Given records START

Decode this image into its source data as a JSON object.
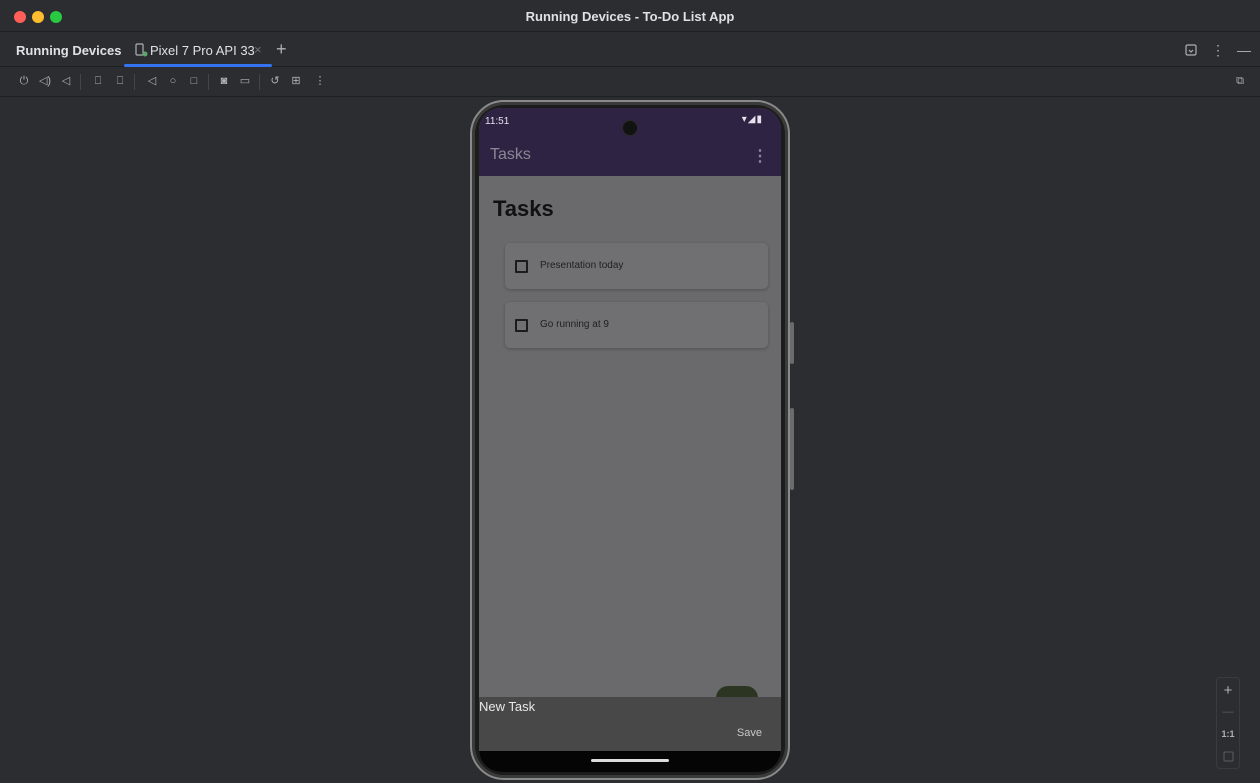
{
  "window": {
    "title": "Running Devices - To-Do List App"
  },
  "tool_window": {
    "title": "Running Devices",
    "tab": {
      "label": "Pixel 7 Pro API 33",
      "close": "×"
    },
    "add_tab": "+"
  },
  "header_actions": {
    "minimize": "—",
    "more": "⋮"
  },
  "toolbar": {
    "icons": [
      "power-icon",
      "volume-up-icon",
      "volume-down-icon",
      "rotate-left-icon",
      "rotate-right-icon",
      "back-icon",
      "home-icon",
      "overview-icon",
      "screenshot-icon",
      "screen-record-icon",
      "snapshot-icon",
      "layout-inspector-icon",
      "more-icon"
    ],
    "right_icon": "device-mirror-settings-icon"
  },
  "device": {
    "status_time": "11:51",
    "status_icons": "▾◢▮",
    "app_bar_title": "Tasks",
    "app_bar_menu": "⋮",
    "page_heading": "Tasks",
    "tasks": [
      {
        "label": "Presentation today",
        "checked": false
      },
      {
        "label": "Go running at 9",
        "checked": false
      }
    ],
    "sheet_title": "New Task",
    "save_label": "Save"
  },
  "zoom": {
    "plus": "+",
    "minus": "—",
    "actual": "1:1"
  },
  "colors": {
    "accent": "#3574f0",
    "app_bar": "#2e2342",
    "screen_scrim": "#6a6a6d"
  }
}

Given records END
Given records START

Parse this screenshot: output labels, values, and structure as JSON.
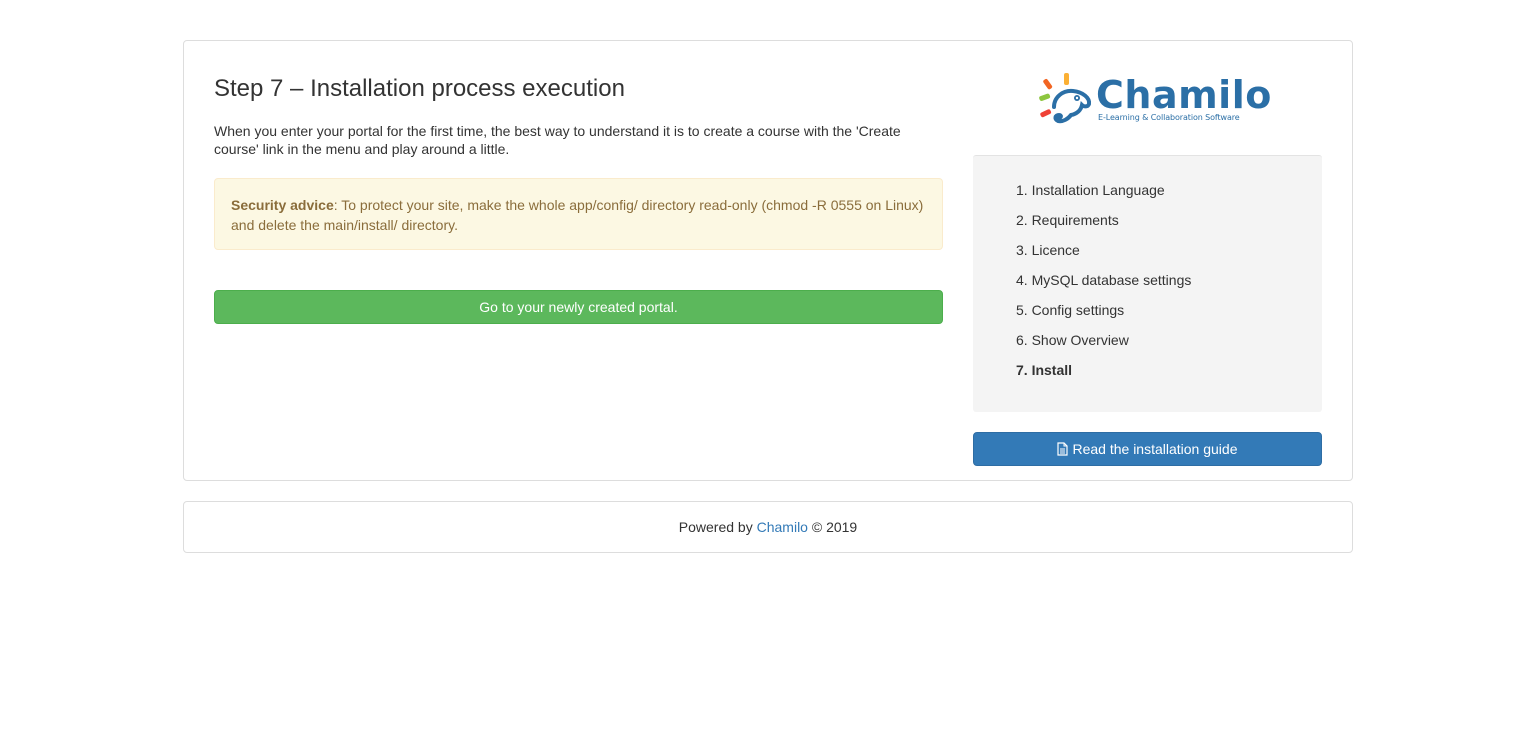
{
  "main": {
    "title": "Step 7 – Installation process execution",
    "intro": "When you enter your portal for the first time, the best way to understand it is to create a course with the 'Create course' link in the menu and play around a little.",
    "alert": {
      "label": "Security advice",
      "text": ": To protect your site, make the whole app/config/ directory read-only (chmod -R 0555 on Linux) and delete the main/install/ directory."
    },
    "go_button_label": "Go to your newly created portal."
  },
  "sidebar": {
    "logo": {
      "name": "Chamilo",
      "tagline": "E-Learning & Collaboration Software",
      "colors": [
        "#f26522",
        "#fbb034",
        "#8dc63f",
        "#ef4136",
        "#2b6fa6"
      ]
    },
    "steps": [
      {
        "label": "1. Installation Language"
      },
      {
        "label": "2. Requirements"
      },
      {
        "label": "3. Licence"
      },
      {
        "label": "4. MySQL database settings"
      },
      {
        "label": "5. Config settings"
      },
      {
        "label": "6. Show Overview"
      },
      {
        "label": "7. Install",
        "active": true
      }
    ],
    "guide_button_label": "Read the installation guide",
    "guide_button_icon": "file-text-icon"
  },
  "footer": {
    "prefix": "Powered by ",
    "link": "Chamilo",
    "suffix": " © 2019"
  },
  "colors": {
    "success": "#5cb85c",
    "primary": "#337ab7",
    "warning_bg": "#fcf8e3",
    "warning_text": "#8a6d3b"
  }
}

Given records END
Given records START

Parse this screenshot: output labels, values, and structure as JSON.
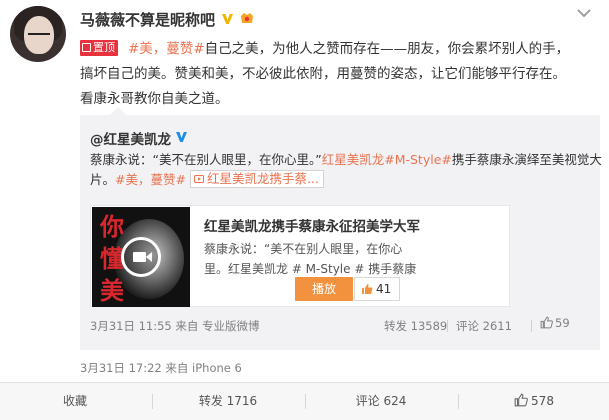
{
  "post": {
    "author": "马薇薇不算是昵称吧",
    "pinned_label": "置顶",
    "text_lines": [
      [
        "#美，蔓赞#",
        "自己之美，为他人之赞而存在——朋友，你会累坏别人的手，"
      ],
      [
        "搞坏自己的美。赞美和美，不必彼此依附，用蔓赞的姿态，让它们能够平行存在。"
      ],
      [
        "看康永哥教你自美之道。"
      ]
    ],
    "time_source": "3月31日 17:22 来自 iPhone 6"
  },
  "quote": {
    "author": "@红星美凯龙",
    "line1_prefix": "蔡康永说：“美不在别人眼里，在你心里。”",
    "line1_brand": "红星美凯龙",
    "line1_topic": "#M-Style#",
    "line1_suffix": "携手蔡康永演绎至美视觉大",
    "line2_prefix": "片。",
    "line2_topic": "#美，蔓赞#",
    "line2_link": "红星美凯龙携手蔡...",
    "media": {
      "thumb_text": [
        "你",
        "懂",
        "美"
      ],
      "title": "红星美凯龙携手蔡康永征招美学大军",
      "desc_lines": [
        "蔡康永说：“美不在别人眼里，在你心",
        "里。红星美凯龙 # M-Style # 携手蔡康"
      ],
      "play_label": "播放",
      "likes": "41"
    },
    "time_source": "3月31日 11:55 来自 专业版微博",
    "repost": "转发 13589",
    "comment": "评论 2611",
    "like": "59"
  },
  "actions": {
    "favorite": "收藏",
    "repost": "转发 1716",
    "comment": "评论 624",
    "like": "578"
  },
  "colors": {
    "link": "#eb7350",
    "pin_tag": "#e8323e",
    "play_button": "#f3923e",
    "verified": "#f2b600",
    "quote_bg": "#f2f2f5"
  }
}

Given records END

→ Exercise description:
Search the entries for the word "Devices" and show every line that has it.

→ Answer for the task:
    "title": "Running Devices - To-Do List App"
    "title": "Running Devices",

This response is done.